 That all this is true we may see, as I have shown. The growth of the railroad system has, for instance, resulted in putting almost the whole transportation business of the country in the hands of giant monopolies, who, for the most part, charge "what the traffic will bear," and who frequently discriminate in the most outrageous way against localities. The effect where this is done, as is alleged in the complaints that are made, is to reduce the price of land. And all this might be remedied, without raising wages or improving the condition of labor. It would only make land more valuable -- that is to say, in consideration of the saving effected in transportation, labor would have to pay a higher premium for land.
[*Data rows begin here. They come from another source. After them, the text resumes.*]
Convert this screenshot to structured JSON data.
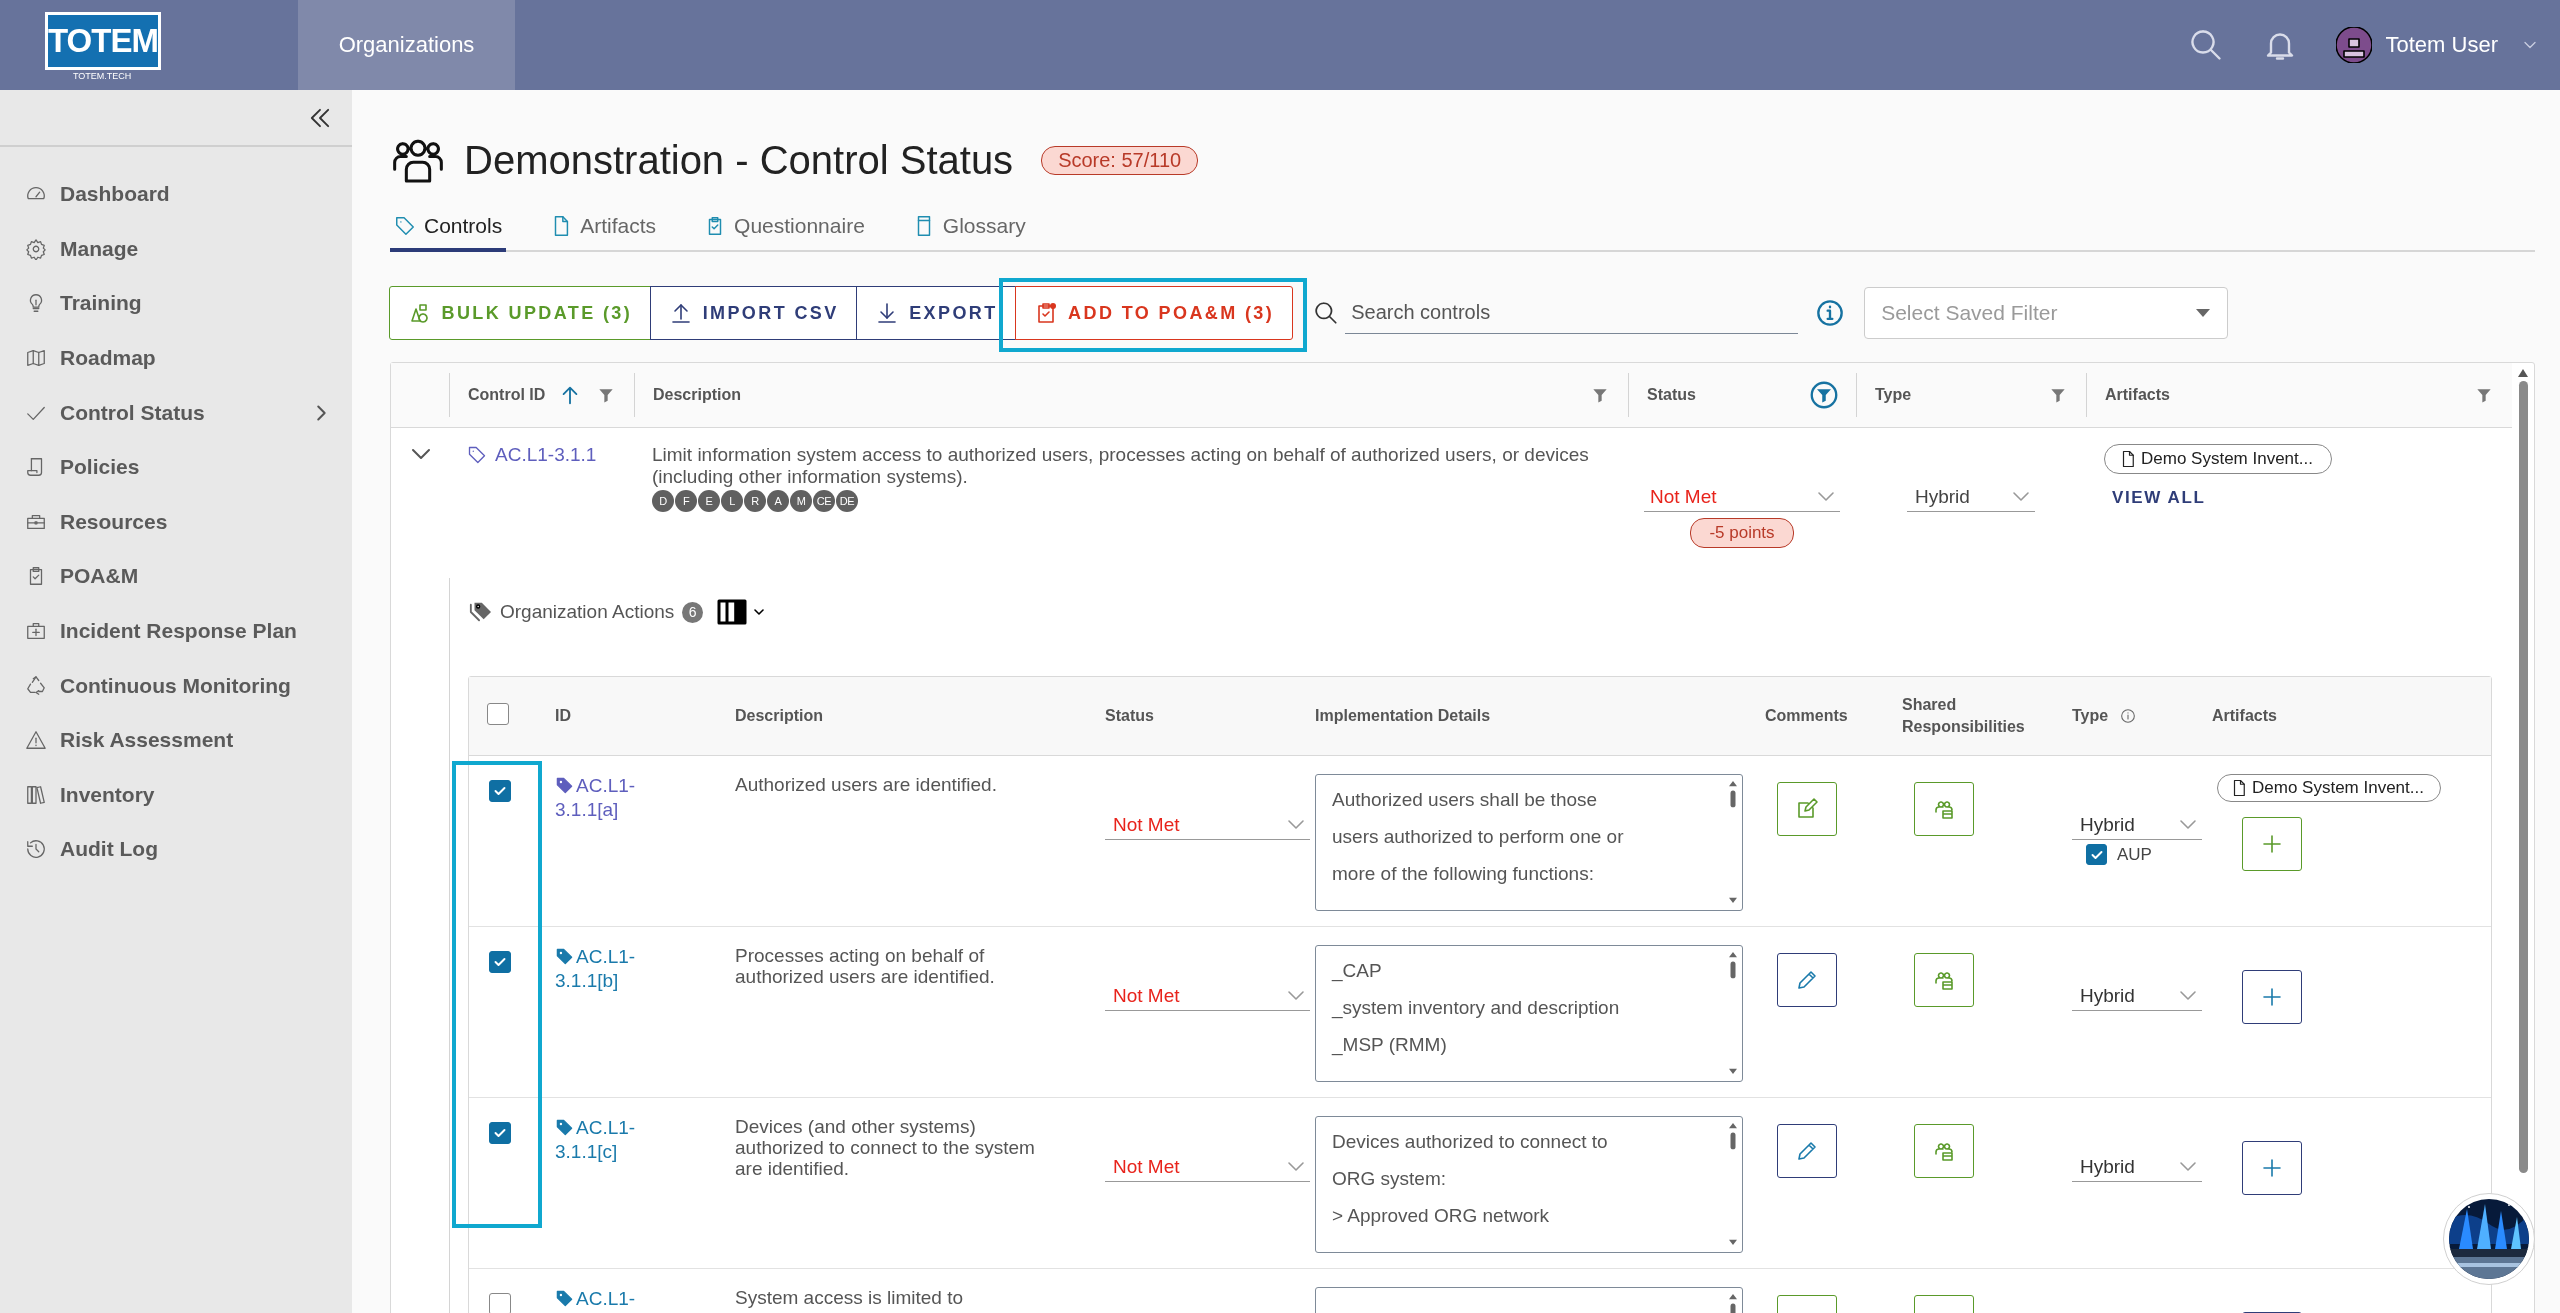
{
  "topbar": {
    "logo": {
      "text": "TOTEM",
      "subtext": "TOTEM.TECH"
    },
    "nav": [
      {
        "label": "Organizations",
        "selected": true
      }
    ],
    "user": {
      "name": "Totem User"
    }
  },
  "sidebar": {
    "items": [
      {
        "label": "Dashboard",
        "has_submenu": false
      },
      {
        "label": "Manage",
        "has_submenu": false
      },
      {
        "label": "Training",
        "has_submenu": false
      },
      {
        "label": "Roadmap",
        "has_submenu": false
      },
      {
        "label": "Control Status",
        "has_submenu": true
      },
      {
        "label": "Policies",
        "has_submenu": false
      },
      {
        "label": "Resources",
        "has_submenu": false
      },
      {
        "label": "POA&M",
        "has_submenu": false
      },
      {
        "label": "Incident Response Plan",
        "has_submenu": false
      },
      {
        "label": "Continuous Monitoring",
        "has_submenu": false
      },
      {
        "label": "Risk Assessment",
        "has_submenu": false
      },
      {
        "label": "Inventory",
        "has_submenu": false
      },
      {
        "label": "Audit Log",
        "has_submenu": false
      }
    ]
  },
  "page": {
    "title": "Demonstration - Control Status",
    "score": "Score: 57/110"
  },
  "tabs": [
    {
      "label": "Controls",
      "selected": true
    },
    {
      "label": "Artifacts",
      "selected": false
    },
    {
      "label": "Questionnaire",
      "selected": false
    },
    {
      "label": "Glossary",
      "selected": false
    }
  ],
  "toolbar": {
    "buttons": [
      {
        "label": "BULK UPDATE (3)",
        "kind": "bulk",
        "highlighted": false
      },
      {
        "label": "IMPORT CSV",
        "kind": "import",
        "highlighted": false
      },
      {
        "label": "EXPORT",
        "kind": "export",
        "highlighted": false
      },
      {
        "label": "ADD TO POA&M (3)",
        "kind": "poam",
        "highlighted": true
      }
    ],
    "search": {
      "placeholder": "Search controls"
    },
    "saved_filter": {
      "placeholder": "Select Saved Filter"
    }
  },
  "controls_table": {
    "columns": [
      {
        "label": "Control ID",
        "sorted": true,
        "filter_active": false
      },
      {
        "label": "Description",
        "sorted": false,
        "filter_active": false
      },
      {
        "label": "Status",
        "sorted": false,
        "filter_active": true
      },
      {
        "label": "Type",
        "sorted": false,
        "filter_active": false
      },
      {
        "label": "Artifacts",
        "sorted": false,
        "filter_active": false
      }
    ],
    "rows": [
      {
        "id": "AC.L1-3.1.1",
        "expanded": true,
        "description": "Limit information system access to authorized users, processes acting on behalf of authorized users, or devices (including other information systems).",
        "badges": [
          "D",
          "F",
          "E",
          "L",
          "R",
          "A",
          "M",
          "CE",
          "DE"
        ],
        "status": "Not Met",
        "points": "-5 points",
        "type": "Hybrid",
        "artifacts": [
          "Demo System Invent..."
        ],
        "view_all": "VIEW ALL"
      }
    ]
  },
  "org_actions": {
    "title": "Organization Actions",
    "count": "6",
    "select_all_checked": false,
    "columns": [
      {
        "label": "ID",
        "info": false
      },
      {
        "label": "Description",
        "info": false
      },
      {
        "label": "Status",
        "info": false
      },
      {
        "label": "Implementation Details",
        "info": false
      },
      {
        "label": "Comments",
        "info": false
      },
      {
        "label": "Shared Responsibilities",
        "info": false
      },
      {
        "label": "Type",
        "info": true
      },
      {
        "label": "Artifacts",
        "info": false
      }
    ],
    "rows": [
      {
        "checked": true,
        "highlighted": true,
        "id": "AC.L1-3.1.1[a]",
        "visited": true,
        "description": "Authorized users are identified.",
        "status": "Not Met",
        "implementation": [
          "Authorized users shall be those",
          "users authorized to perform one or",
          "more of the following functions:"
        ],
        "has_comments": true,
        "type": "Hybrid",
        "aup": {
          "label": "AUP",
          "checked": true
        },
        "artifacts": [
          "Demo System Invent..."
        ]
      },
      {
        "checked": true,
        "highlighted": true,
        "id": "AC.L1-3.1.1[b]",
        "visited": false,
        "description": "Processes acting on behalf of authorized users are identified.",
        "status": "Not Met",
        "implementation": [
          "_CAP",
          "_system inventory and description",
          "_MSP (RMM)"
        ],
        "has_comments": false,
        "type": "Hybrid",
        "artifacts": []
      },
      {
        "checked": true,
        "highlighted": true,
        "id": "AC.L1-3.1.1[c]",
        "visited": false,
        "description": "Devices (and other systems) authorized to connect to the system are identified.",
        "status": "Not Met",
        "implementation": [
          "Devices authorized to connect to",
          "ORG system:",
          "> Approved ORG network"
        ],
        "has_comments": false,
        "type": "Hybrid",
        "artifacts": []
      },
      {
        "checked": false,
        "highlighted": false,
        "id": "AC.L1-",
        "visited": false,
        "description": "System access is limited to",
        "has_comments": true,
        "artifacts": []
      }
    ]
  }
}
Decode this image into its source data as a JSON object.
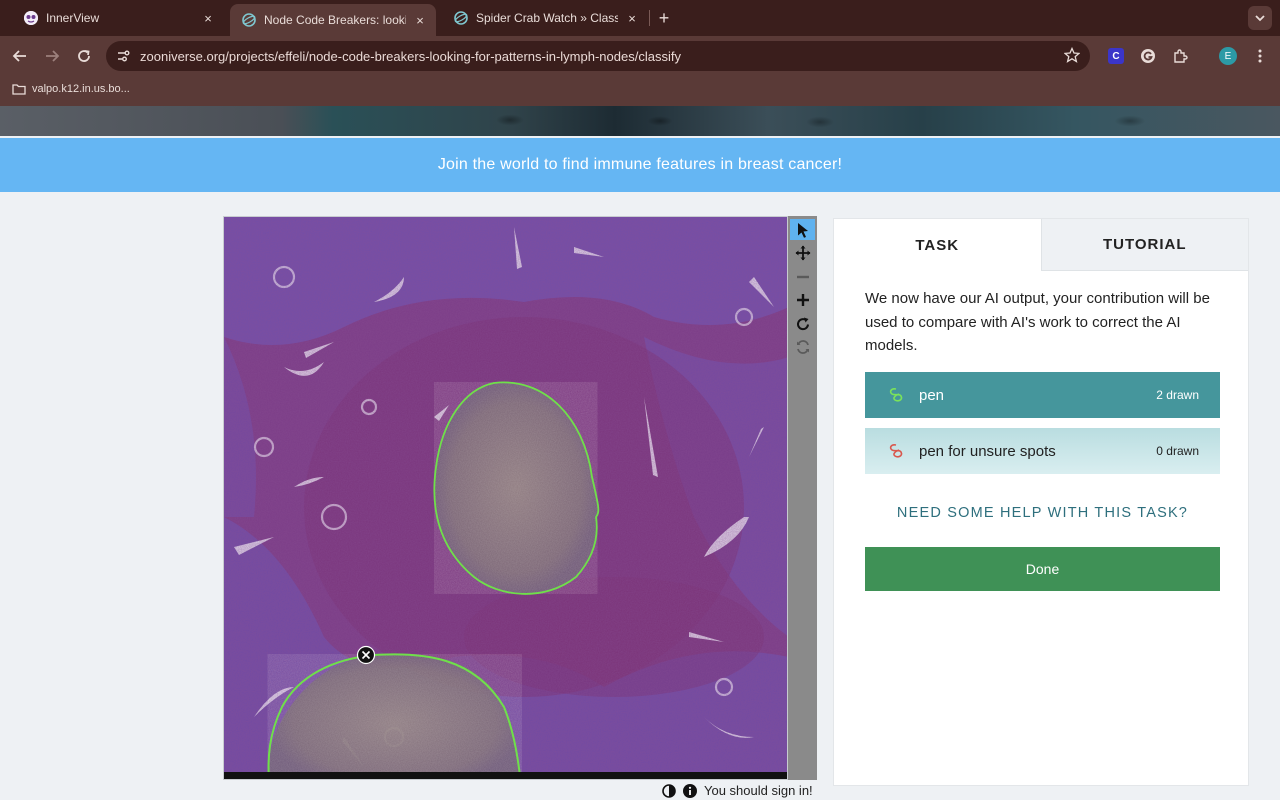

 So with all monopolies, and their name is legion. If all monopolies, save the monopoly of land, were abolished; if, even, by means of coŠperative societies, or other devices, the profits of exchange were saved, and goods passed from producer to consumer at the minimum of cost; if government were reformed to the point of absolute purity and economy, nothing whatever would be done toward equalization in the distribution of wealth. The competition between laborers, who, having no rights in the land, cannot work without some one else's permission, would increase the value of land, and force wages to the point of bare subsistence.
 Let me not be misunderstood. I do not say that in the recognition of the equal and unalienable right of each human being to the natural elements from which life must be supported and wants satisfied, lies the solution of all social problems. I fully recognize the fact that even after we do this, much will remain to do. We might recognize the equal right to land, and yet tyranny and spoliation be continued. But whatever else we do, so long as we fail to recognize the equal right to the elements of nature, nothing will avail to remedy that unnatural inequality in the distribution of wealth which is fraught with so much evil and danger. Reform as we may, until we make this fundamental reform our material progress can but tend to differentiate our people into the monstrously rich and the frightfully poor. Whatever be the increase of wealth, the masses will still be ground toward the point of bare subsistence -- we must still have our great criminal classes, our paupers and our tramps, men and women driven to degradation and desperation from inability to make an honest living.